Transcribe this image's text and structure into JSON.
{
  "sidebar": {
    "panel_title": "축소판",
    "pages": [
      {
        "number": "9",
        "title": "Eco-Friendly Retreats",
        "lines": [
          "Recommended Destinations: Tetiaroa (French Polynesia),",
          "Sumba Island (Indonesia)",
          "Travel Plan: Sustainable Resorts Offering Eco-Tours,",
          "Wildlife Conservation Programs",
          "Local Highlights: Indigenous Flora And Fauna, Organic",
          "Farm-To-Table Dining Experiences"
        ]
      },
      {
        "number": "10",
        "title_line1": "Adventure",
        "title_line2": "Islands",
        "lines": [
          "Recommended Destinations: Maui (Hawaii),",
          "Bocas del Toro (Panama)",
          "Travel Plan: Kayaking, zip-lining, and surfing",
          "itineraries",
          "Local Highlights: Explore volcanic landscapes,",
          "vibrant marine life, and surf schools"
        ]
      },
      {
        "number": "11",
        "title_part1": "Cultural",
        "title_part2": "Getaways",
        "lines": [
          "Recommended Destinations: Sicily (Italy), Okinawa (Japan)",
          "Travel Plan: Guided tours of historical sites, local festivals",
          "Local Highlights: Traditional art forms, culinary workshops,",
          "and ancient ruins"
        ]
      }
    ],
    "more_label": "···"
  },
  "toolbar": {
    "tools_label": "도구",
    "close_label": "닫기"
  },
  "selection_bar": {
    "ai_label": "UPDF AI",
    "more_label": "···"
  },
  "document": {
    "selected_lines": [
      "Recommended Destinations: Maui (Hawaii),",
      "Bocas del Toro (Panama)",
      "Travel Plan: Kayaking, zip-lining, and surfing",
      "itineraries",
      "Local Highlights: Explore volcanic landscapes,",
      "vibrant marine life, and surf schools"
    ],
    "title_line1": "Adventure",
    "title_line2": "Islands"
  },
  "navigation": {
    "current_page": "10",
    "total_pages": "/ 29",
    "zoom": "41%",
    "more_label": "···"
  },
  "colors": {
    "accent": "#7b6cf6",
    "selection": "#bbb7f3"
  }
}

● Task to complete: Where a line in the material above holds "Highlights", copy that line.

● Solution below:
          "Local Highlights: Indigenous Flora And Fauna, Organic",
          "Local Highlights: Explore volcanic landscapes,",
          "Local Highlights: Traditional art forms, culinary workshops,",
      "Local Highlights: Explore volcanic landscapes,",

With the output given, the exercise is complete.